▸ Problem
Give back each entry word for word, but drop the images.

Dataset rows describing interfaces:
↓↓↓

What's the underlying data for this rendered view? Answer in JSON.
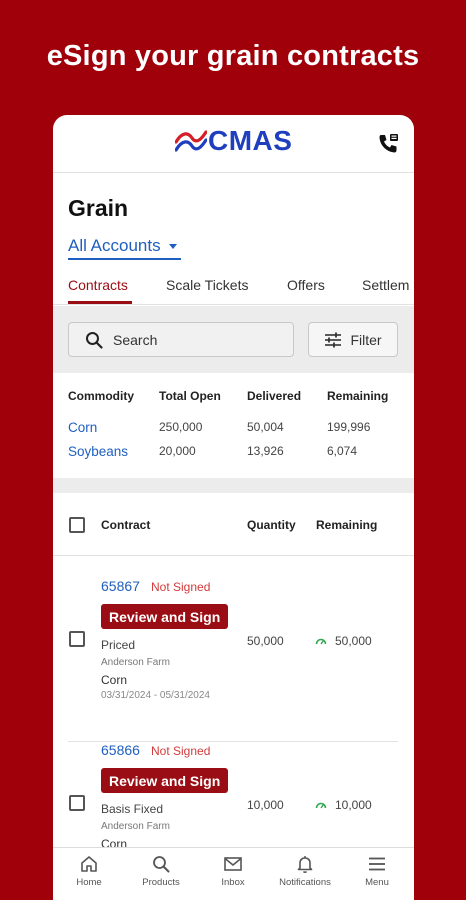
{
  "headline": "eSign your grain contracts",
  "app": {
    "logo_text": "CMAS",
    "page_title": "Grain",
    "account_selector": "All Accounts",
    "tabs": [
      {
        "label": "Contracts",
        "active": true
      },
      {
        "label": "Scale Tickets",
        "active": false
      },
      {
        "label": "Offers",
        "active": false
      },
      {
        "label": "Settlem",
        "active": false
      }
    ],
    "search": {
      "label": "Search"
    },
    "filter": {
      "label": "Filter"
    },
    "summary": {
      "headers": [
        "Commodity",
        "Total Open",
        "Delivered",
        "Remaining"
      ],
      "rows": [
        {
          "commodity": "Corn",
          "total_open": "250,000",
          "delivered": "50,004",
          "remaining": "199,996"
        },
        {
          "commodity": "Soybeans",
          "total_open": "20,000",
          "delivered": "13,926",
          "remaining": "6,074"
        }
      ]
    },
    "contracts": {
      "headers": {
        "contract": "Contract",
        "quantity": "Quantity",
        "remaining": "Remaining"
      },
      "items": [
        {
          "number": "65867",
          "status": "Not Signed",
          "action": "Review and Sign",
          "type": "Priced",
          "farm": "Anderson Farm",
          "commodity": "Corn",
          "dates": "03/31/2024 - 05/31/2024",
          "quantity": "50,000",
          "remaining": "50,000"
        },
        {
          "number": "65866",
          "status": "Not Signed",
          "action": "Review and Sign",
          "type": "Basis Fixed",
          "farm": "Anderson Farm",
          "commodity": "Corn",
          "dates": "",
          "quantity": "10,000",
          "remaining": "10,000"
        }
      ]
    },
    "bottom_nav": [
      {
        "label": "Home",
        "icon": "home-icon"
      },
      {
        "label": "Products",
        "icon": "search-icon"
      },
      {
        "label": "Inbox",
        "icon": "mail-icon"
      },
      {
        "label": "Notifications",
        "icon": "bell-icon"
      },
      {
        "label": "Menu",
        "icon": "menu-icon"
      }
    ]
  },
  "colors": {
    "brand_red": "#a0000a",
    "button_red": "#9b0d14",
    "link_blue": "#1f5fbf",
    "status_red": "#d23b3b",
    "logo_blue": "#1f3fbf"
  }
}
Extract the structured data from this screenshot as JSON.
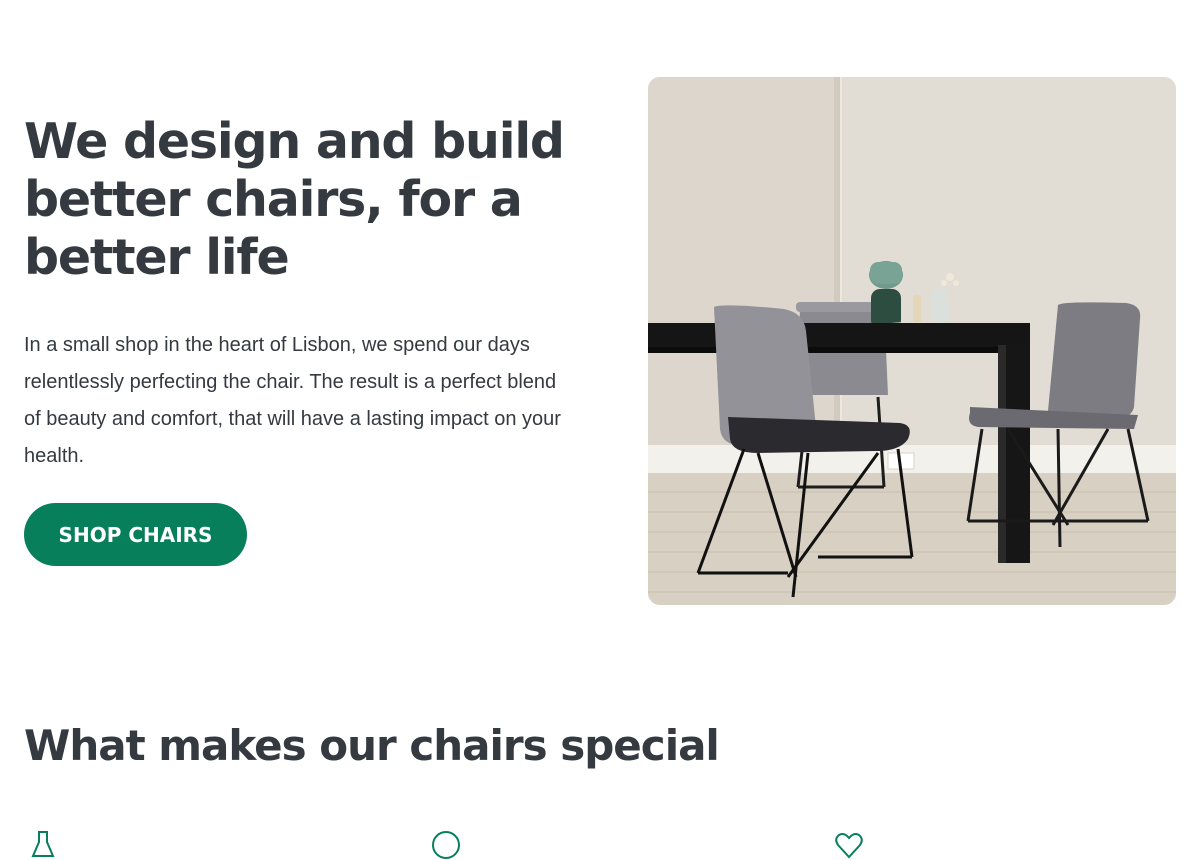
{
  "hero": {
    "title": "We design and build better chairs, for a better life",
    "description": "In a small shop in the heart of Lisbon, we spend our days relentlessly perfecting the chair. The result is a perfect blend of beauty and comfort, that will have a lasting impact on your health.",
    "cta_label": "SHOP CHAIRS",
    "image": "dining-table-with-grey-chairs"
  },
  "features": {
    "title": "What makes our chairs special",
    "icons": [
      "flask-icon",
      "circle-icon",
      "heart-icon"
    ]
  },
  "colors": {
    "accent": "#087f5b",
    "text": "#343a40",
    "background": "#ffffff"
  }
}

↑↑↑

▸ Exercise output
What's the underlying data for this rendered view? Answer in JSON.
{
  "headline": "eSign your grain contracts",
  "app": {
    "logo_text": "CMAS",
    "page_title": "Grain",
    "account_selector": "All Accounts",
    "tabs": [
      {
        "label": "Contracts",
        "active": true
      },
      {
        "label": "Scale Tickets",
        "active": false
      },
      {
        "label": "Offers",
        "active": false
      },
      {
        "label": "Settlem",
        "active": false
      }
    ],
    "search": {
      "label": "Search"
    },
    "filter": {
      "label": "Filter"
    },
    "summary": {
      "headers": [
        "Commodity",
        "Total Open",
        "Delivered",
        "Remaining"
      ],
      "rows": [
        {
          "commodity": "Corn",
          "total_open": "250,000",
          "delivered": "50,004",
          "remaining": "199,996"
        },
        {
          "commodity": "Soybeans",
          "total_open": "20,000",
          "delivered": "13,926",
          "remaining": "6,074"
        }
      ]
    },
    "contracts": {
      "headers": {
        "contract": "Contract",
        "quantity": "Quantity",
        "remaining": "Remaining"
      },
      "items": [
        {
          "number": "65867",
          "status": "Not Signed",
          "action": "Review and Sign",
          "type": "Priced",
          "farm": "Anderson Farm",
          "commodity": "Corn",
          "dates": "03/31/2024 - 05/31/2024",
          "quantity": "50,000",
          "remaining": "50,000"
        },
        {
          "number": "65866",
          "status": "Not Signed",
          "action": "Review and Sign",
          "type": "Basis Fixed",
          "farm": "Anderson Farm",
          "commodity": "Corn",
          "dates": "",
          "quantity": "10,000",
          "remaining": "10,000"
        }
      ]
    },
    "bottom_nav": [
      {
        "label": "Home",
        "icon": "home-icon"
      },
      {
        "label": "Products",
        "icon": "search-icon"
      },
      {
        "label": "Inbox",
        "icon": "mail-icon"
      },
      {
        "label": "Notifications",
        "icon": "bell-icon"
      },
      {
        "label": "Menu",
        "icon": "menu-icon"
      }
    ]
  },
  "colors": {
    "brand_red": "#a0000a",
    "button_red": "#9b0d14",
    "link_blue": "#1f5fbf",
    "status_red": "#d23b3b",
    "logo_blue": "#1f3fbf"
  }
}
Extract the structured data from this screenshot as JSON.
{
  "hero": {
    "title": "We design and build better chairs, for a better life",
    "description": "In a small shop in the heart of Lisbon, we spend our days relentlessly perfecting the chair. The result is a perfect blend of beauty and comfort, that will have a lasting impact on your health.",
    "cta_label": "SHOP CHAIRS",
    "image": "dining-table-with-grey-chairs"
  },
  "features": {
    "title": "What makes our chairs special",
    "icons": [
      "flask-icon",
      "circle-icon",
      "heart-icon"
    ]
  },
  "colors": {
    "accent": "#087f5b",
    "text": "#343a40",
    "background": "#ffffff"
  }
}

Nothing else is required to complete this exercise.